This is how information security for legal teams looks with intelligent information management.
The volume of documents and data any company is dealing with will only get bigger in the future. Law firms are no exception, and since time is their most valuable — and limited — resource, they need to make their wealth of information a facilitator of growth rather than an impediment.
We have worked with legal sector customers for over a decade, and we walk alongside them through the many changes the industry has experienced. In this whitepaper, we have shared things we have learned along the way and made the case that information management enables the modernization and digitalization of processes and procedures, delivering tangible improvements to both the top and bottom line.

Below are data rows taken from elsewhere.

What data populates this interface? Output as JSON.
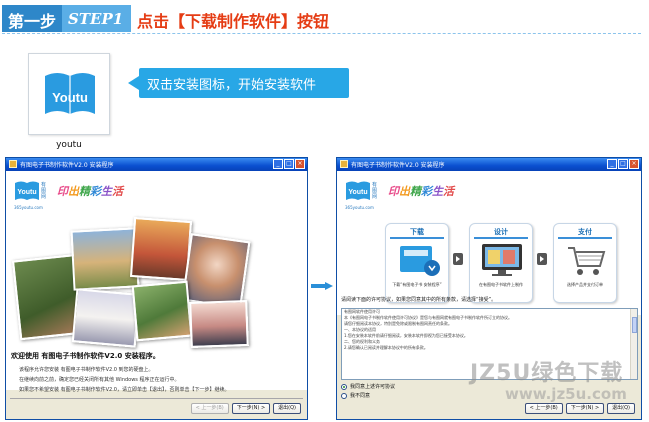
{
  "header": {
    "step_cn": "第一步",
    "step_en": "STEP1",
    "title": "点击【下载制作软件】按钮"
  },
  "app": {
    "icon_text": "Youtu",
    "label": "youtu"
  },
  "callout": {
    "text": "双击安装图标，开始安装软件"
  },
  "colors": {
    "accent": "#28a7e6",
    "title_red": "#e53c14",
    "xp_blue": "#0a4fd0"
  },
  "left_window": {
    "title": "有图电子书制作软件V2.0 安装程序",
    "brand_icon_text": "Youtu",
    "brand_side": "有图网",
    "slogan": [
      "印",
      "出",
      "精",
      "彩",
      "生",
      "活"
    ],
    "brand_url": "365youtu.com",
    "welcome_title": "欢迎使用 有图电子书制作软件V2.0 安装程序。",
    "welcome_lines": [
      "该程序允许您安装 有图电子书制作软件V2.0 到您的硬盘上。",
      "在继续向前之前，确定您已经关闭所有其他 Windows 程序正在运行中。",
      "如果您不希望安装 有图电子书制作软件V2.0，请立即单击【退出】，否则单击【下一步】继续。"
    ],
    "buttons": {
      "back": "< 上一步(B)",
      "next": "下一步(N) >",
      "exit": "退出(Q)"
    }
  },
  "right_window": {
    "title": "有图电子书制作软件V2.0 安装程序",
    "brand_icon_text": "Youtu",
    "brand_side": "有图网",
    "slogan": [
      "印",
      "出",
      "精",
      "彩",
      "生",
      "活"
    ],
    "brand_url": "365youtu.com",
    "steps": [
      {
        "title": "下载",
        "caption": "下载“有图电子书 安装程序”"
      },
      {
        "title": "设计",
        "caption": "在有图电子书软件上制作"
      },
      {
        "title": "支付",
        "caption": "选择产品并支付订单"
      }
    ],
    "license_prompt": "请阅读下面的许可协议，如果您同意其中的所有条款，请选择“接受”。",
    "license_lines": [
      "有图网软件使用许可",
      "本《有图网电子书制作软件使用许可协议》是您与有图网就有图电子书制作软件所订立的协议。",
      "请您仔细阅读本协议，特别是免除或限制有图网责任的条款。",
      "一、本协议的适用",
      "1.您在安装本软件前请仔细阅读，安装本软件即视为您已接受本协议。",
      "二、您的权利和义务",
      "2.请您确认已阅读并理解本协议中的所有条款。"
    ],
    "radios": [
      {
        "label": "我同意上述许可协议",
        "checked": true
      },
      {
        "label": "我不同意",
        "checked": false
      }
    ],
    "buttons": {
      "back": "< 上一步(B)",
      "next": "下一步(N) >",
      "exit": "退出(Q)"
    }
  },
  "watermark": {
    "brand": "JZ5U绿色下载",
    "url": "www.jz5u.com"
  }
}
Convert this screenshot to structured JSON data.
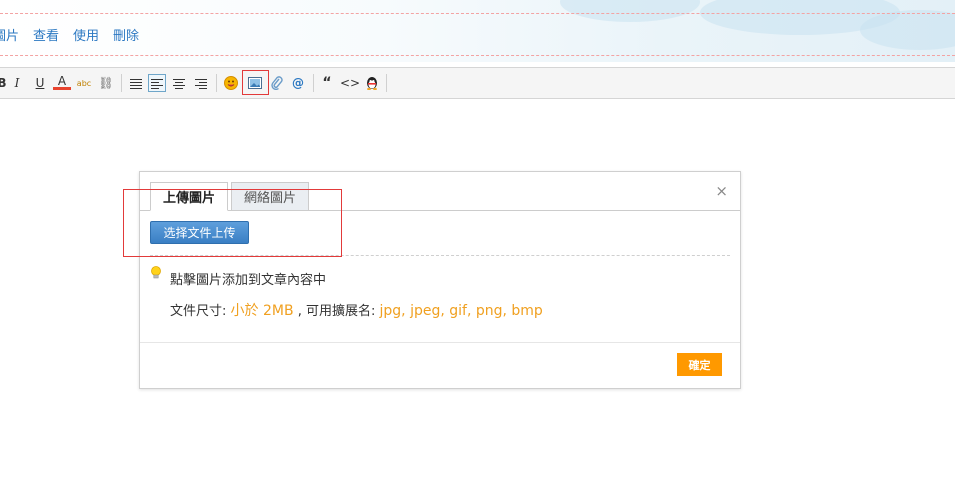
{
  "top_links": [
    "圖片",
    "查看",
    "使用",
    "刪除"
  ],
  "toolbar": {
    "items": [
      {
        "name": "italic-button",
        "glyph": "I"
      },
      {
        "name": "underline-button",
        "glyph": "U"
      },
      {
        "name": "font-color-button",
        "glyph": "A"
      },
      {
        "name": "background-color-button",
        "glyph": "abc"
      },
      {
        "name": "link-button",
        "glyph": "⛓"
      }
    ],
    "align": [
      {
        "name": "align-left-button",
        "glyph": "≡"
      },
      {
        "name": "align-center-button",
        "glyph": "≡"
      },
      {
        "name": "align-right-button",
        "glyph": "≡"
      }
    ],
    "insert": [
      {
        "name": "emoji-button",
        "glyph": "☻"
      },
      {
        "name": "image-button",
        "glyph": "▣"
      },
      {
        "name": "attachment-button",
        "glyph": "🖇"
      },
      {
        "name": "at-mention-button",
        "glyph": "@"
      }
    ],
    "quote_glyph": "“",
    "code_glyph": "<>",
    "qq_glyph": "☺"
  },
  "dialog": {
    "tab_upload": "上傳圖片",
    "tab_web": "網絡圖片",
    "close_glyph": "×",
    "upload_button": "选择文件上传",
    "hint": "點擊圖片添加到文章內容中",
    "size_label": "文件尺寸:",
    "size_value": "小於 2MB",
    "ext_label": ", 可用擴展名:",
    "ext_value": "jpg, jpeg, gif, png, bmp",
    "ok_button": "確定"
  },
  "colors": {
    "link": "#2b78c2",
    "accent_orange": "#ff9900",
    "info_orange": "#f0a020",
    "upload_blue": "#3a7fc4",
    "annotation_red": "#e23a3a"
  }
}
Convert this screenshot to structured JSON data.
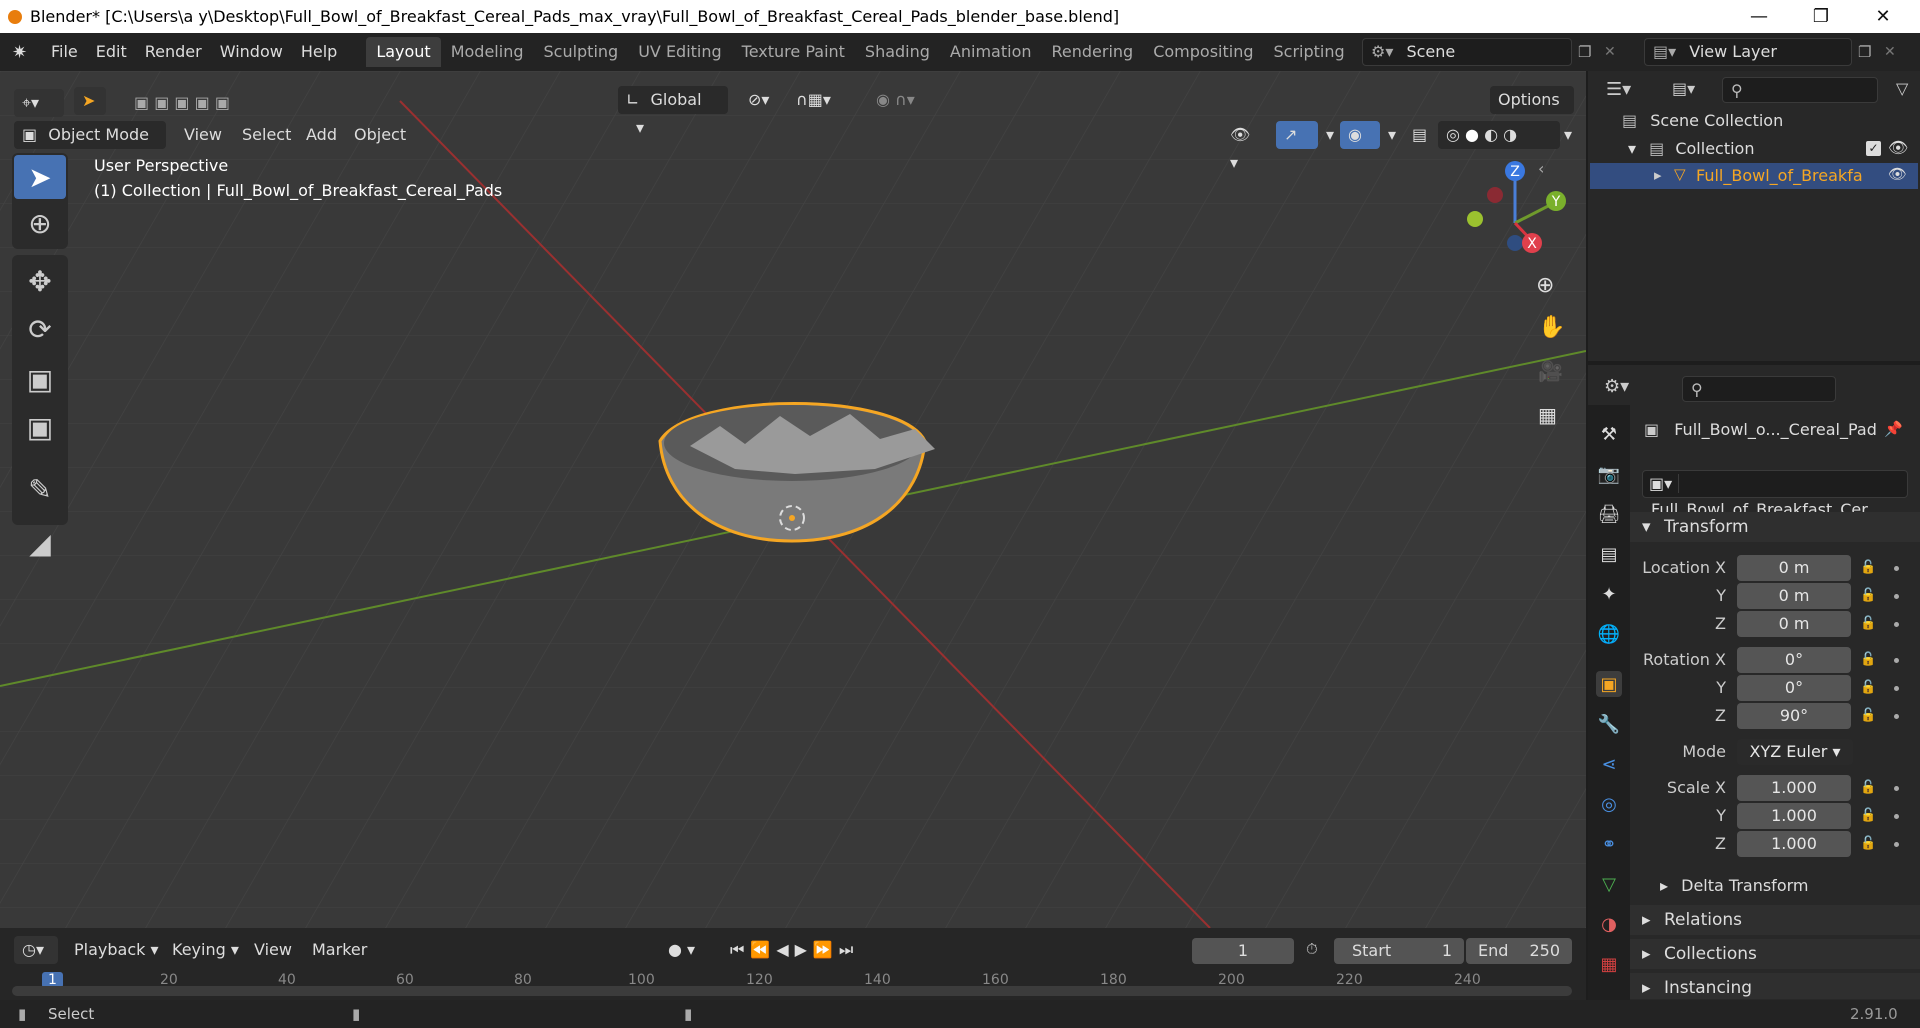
{
  "titlebar": {
    "title": "Blender* [C:\\Users\\a y\\Desktop\\Full_Bowl_of_Breakfast_Cereal_Pads_max_vray\\Full_Bowl_of_Breakfast_Cereal_Pads_blender_base.blend]"
  },
  "menu": [
    "File",
    "Edit",
    "Render",
    "Window",
    "Help"
  ],
  "workspaces": [
    "Layout",
    "Modeling",
    "Sculpting",
    "UV Editing",
    "Texture Paint",
    "Shading",
    "Animation",
    "Rendering",
    "Compositing",
    "Scripting"
  ],
  "active_workspace": "Layout",
  "scene": {
    "value": "Scene"
  },
  "view_layer": {
    "value": "View Layer"
  },
  "tool_header": {
    "orientation": "Global",
    "options": "Options"
  },
  "viewport_header": {
    "mode": "Object Mode",
    "view": "View",
    "select": "Select",
    "add": "Add",
    "object": "Object"
  },
  "viewport": {
    "perspective": "User Perspective",
    "collection_info": "(1) Collection | Full_Bowl_of_Breakfast_Cereal_Pads",
    "gizmo": {
      "z": "Z",
      "y": "Y",
      "x": "X"
    }
  },
  "outliner": {
    "scene_collection": "Scene Collection",
    "collection": "Collection",
    "object": "Full_Bowl_of_Breakfa"
  },
  "properties": {
    "object_name": "Full_Bowl_o..._Cereal_Pad",
    "data_name": "Full_Bowl_of_Breakfast_Cer...",
    "transform_label": "Transform",
    "location": {
      "label": "Location X",
      "x": "0 m",
      "y": "0 m",
      "z": "0 m"
    },
    "rotation": {
      "label": "Rotation X",
      "x": "0°",
      "y": "0°",
      "z": "90°"
    },
    "mode": {
      "label": "Mode",
      "value": "XYZ Euler"
    },
    "scale": {
      "label": "Scale X",
      "x": "1.000",
      "y": "1.000",
      "z": "1.000"
    },
    "axis_y": "Y",
    "axis_z": "Z",
    "sections": [
      "Delta Transform",
      "Relations",
      "Collections",
      "Instancing"
    ]
  },
  "timeline": {
    "playback": "Playback",
    "keying": "Keying",
    "view": "View",
    "marker": "Marker",
    "current_frame": "1",
    "start_label": "Start",
    "start": "1",
    "end_label": "End",
    "end": "250",
    "ruler": [
      "1",
      "20",
      "40",
      "60",
      "80",
      "100",
      "120",
      "140",
      "160",
      "180",
      "200",
      "220",
      "240"
    ]
  },
  "statusbar": {
    "select": "Select",
    "version": "2.91.0"
  },
  "colors": {
    "accent_blue": "#4772b3",
    "selection_orange": "#f5a623",
    "x_axis": "#c8303a",
    "y_axis": "#6f9a2c"
  }
}
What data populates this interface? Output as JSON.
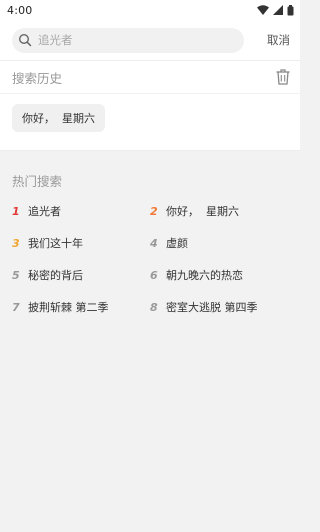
{
  "status_bar": {
    "time": "4:00"
  },
  "search": {
    "placeholder": "追光者",
    "cancel_label": "取消"
  },
  "history": {
    "title": "搜索历史",
    "items": [
      {
        "label": "你好，  星期六"
      }
    ]
  },
  "hot": {
    "title": "热门搜索",
    "items": [
      {
        "rank": "1",
        "label": "追光者"
      },
      {
        "rank": "2",
        "label": "你好，  星期六"
      },
      {
        "rank": "3",
        "label": "我们这十年"
      },
      {
        "rank": "4",
        "label": "虚颜"
      },
      {
        "rank": "5",
        "label": "秘密的背后"
      },
      {
        "rank": "6",
        "label": "朝九晚六的热恋"
      },
      {
        "rank": "7",
        "label": "披荆斩棘 第二季"
      },
      {
        "rank": "8",
        "label": "密室大逃脱 第四季"
      }
    ]
  },
  "colors": {
    "rank_1": "#e23a3a",
    "rank_2": "#f07a3a",
    "rank_3": "#f0a630",
    "rank_other": "#999999"
  },
  "icons": {
    "search": "search-icon",
    "trash": "trash-icon",
    "wifi": "wifi-icon",
    "signal": "signal-icon",
    "battery": "battery-icon"
  }
}
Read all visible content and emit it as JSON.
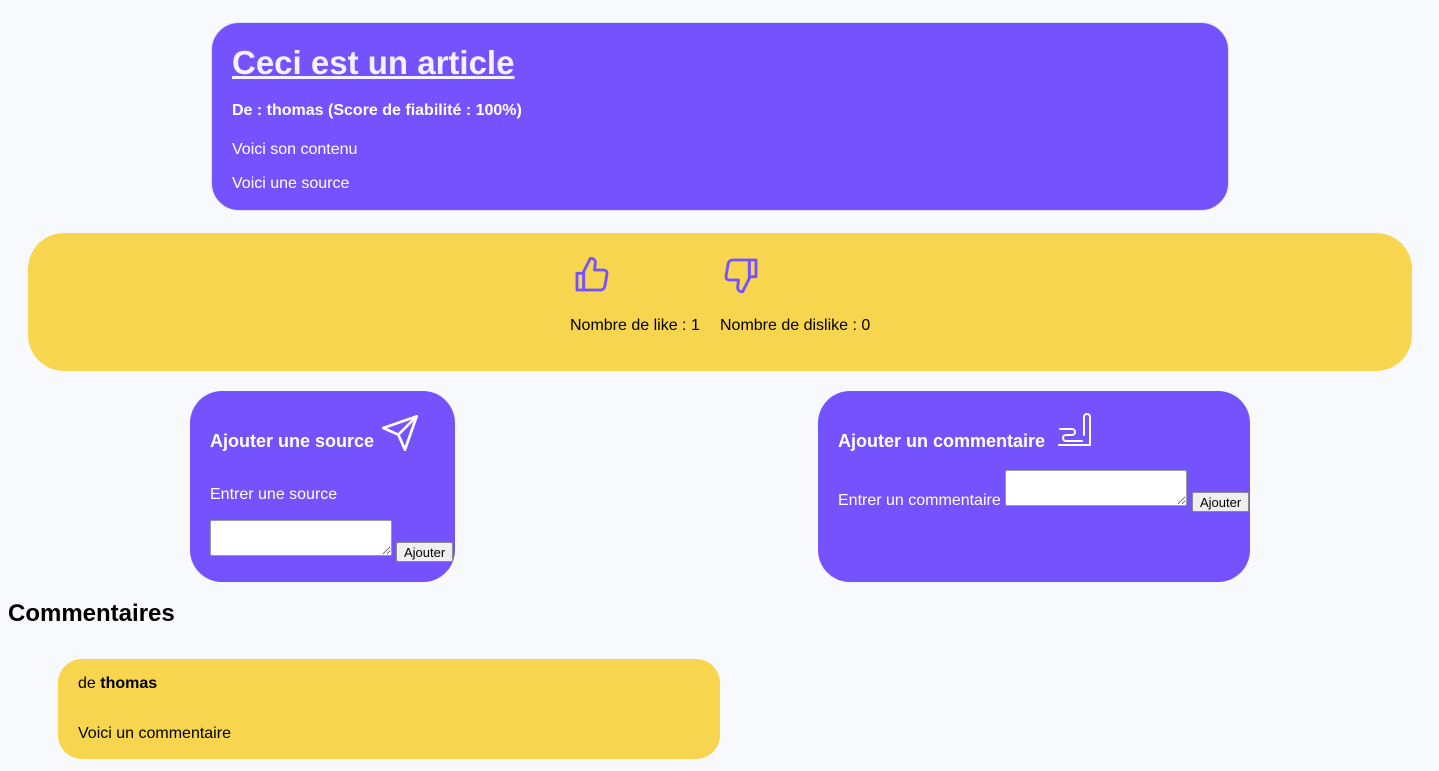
{
  "article": {
    "title": "Ceci est un article",
    "author_line": "De : thomas (Score de fiabilité : 100%)",
    "content": "Voici son contenu",
    "source": "Voici une source"
  },
  "votes": {
    "like_label": "Nombre de like : 1",
    "dislike_label": "Nombre de dislike : 0",
    "like_icon": "thumbs-up-icon",
    "dislike_icon": "thumbs-down-icon"
  },
  "add_source": {
    "title": "Ajouter une source",
    "icon": "send-icon",
    "label": "Entrer une source",
    "value": "",
    "button_label": "Ajouter"
  },
  "add_comment": {
    "title": "Ajouter un commentaire",
    "icon": "pencil-icon",
    "label": "Entrer un commentaire",
    "value": "",
    "button_label": "Ajouter"
  },
  "comments": {
    "heading": "Commentaires",
    "items": [
      {
        "prefix": "de",
        "author": "thomas",
        "text": "Voici un commentaire"
      }
    ]
  },
  "colors": {
    "primary": "#7452fe",
    "accent": "#f8d54e",
    "background": "#f8f9fd"
  }
}
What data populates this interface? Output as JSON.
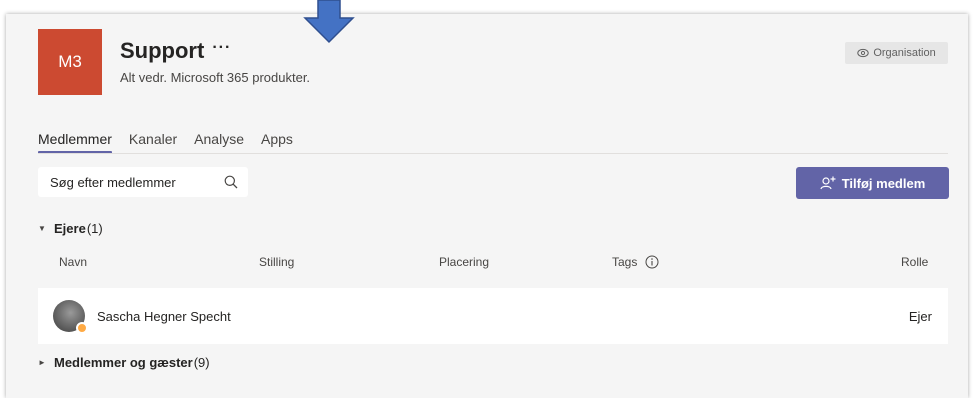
{
  "team": {
    "avatar_initials": "M3",
    "avatar_color": "#cc4a31",
    "name": "Support",
    "more_label": "···",
    "description": "Alt vedr. Microsoft 365 produkter.",
    "privacy_label": "Organisation"
  },
  "tabs": [
    {
      "label": "Medlemmer",
      "active": true
    },
    {
      "label": "Kanaler",
      "active": false
    },
    {
      "label": "Analyse",
      "active": false
    },
    {
      "label": "Apps",
      "active": false
    }
  ],
  "search": {
    "placeholder": "Søg efter medlemmer"
  },
  "add_member_label": "Tilføj medlem",
  "owners_section": {
    "title": "Ejere",
    "count": "(1)"
  },
  "columns": {
    "name": "Navn",
    "title": "Stilling",
    "location": "Placering",
    "tags": "Tags",
    "role": "Rolle"
  },
  "owners": [
    {
      "name": "Sascha Hegner Specht",
      "role": "Ejer",
      "presence_color": "#ffaa44"
    }
  ],
  "members_section": {
    "title": "Medlemmer og gæster",
    "count": "(9)"
  },
  "colors": {
    "accent": "#6264a7",
    "arrow": "#4472c4"
  }
}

It can make information easily accessible, while at the same time ensuring that control is retained across its full lifecycle. It can automate document-intensive processes, particularly those related to clients’ cases, so that no step gets delayed and deadlines are met. And it can enhance the workplace by cutting on paper and costs, making it possible for the staff to focus on things that really matter.
We know that information management, and M-Files, is the pathway to improved efficiency for law firms. And we want to close with two reasons why law firms consistently choose M-Files for their digital transformation.
Ease Of Implementation.
There is no need to move your files from where they are, M-Files fits with the way your employees are working and with the tools they are using. It’s also scalable, and that means that you can start with a pilot and then expand its use as you see fit.
M-Files is simple and easy to use, even for people who have no technology background. On top of that, our consultants and services are with you along the way, to make sure you can make the most of its implementation quickly.